    Access and download statistics

    Corrections

    All material on this site has been provided by the respective publishers and authors. You can help correct errors and omissions. When requesting a correction, please mention this item's handle: RePEc:iee:wpaper:wp0085. See general information about how to correct material in RePEc.

    For technical questions regarding this item, or to correct its authors, title, abstract, bibliographic or download information, contact: (Karin Wessler-Rensmann). General contact details of provider: http://edirc.repec.org/data/ieosnde.html .

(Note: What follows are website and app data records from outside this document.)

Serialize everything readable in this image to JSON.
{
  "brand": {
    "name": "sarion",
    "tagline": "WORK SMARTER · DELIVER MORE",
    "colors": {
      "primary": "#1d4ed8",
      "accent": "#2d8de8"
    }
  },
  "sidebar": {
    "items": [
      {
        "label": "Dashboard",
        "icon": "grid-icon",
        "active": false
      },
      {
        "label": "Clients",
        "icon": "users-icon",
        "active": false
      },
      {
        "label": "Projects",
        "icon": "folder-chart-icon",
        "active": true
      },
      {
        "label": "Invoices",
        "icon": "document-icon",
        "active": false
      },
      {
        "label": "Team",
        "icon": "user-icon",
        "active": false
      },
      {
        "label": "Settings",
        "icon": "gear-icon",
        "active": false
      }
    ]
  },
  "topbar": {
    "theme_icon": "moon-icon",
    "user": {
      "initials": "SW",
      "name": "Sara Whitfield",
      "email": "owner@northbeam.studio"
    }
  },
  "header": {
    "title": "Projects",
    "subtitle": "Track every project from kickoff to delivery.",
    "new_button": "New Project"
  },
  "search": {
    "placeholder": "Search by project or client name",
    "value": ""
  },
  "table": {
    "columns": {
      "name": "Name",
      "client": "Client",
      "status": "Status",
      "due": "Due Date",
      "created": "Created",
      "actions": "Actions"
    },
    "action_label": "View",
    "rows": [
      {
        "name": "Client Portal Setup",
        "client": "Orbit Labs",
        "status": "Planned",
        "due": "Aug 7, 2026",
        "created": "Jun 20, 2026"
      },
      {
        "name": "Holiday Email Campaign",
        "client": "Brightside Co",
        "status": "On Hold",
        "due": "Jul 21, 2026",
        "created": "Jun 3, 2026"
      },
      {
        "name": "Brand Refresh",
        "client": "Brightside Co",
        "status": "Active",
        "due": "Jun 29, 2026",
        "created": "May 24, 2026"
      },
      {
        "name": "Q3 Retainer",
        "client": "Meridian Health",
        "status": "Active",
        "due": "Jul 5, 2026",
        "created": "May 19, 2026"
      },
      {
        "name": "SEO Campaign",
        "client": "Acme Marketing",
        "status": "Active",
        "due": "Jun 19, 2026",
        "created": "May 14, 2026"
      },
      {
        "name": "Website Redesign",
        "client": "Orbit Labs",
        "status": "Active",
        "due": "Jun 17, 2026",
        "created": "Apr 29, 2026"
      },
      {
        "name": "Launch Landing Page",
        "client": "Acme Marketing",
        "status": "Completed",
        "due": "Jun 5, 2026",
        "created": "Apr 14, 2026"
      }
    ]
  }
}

    If you have authored this item and are not yet registered with RePEc, we encourage you to do it here. This allows to link your profile to this item. It also allows you to accept potential citations to this item that we are uncertain about.

    If CitEc recognized a reference but did not link an item in RePEc to it, you can help with this form .

    If you know of missing items citing this one, you can help us creating those links by adding the relevant references in the same way as above, for each refering item. If you are a registered author of this item, you may also want to check the "citations" tab in your RePEc Author Service profile, as there may be some citations waiting for confirmation.

    Please note that corrections may take a couple of weeks to filter through the various RePEc services.

    IDEAS is a RePEc service hosted by the Research Division of the Federal Reserve Bank of St. Louis . RePEc uses bibliographic data supplied by the respective publishers.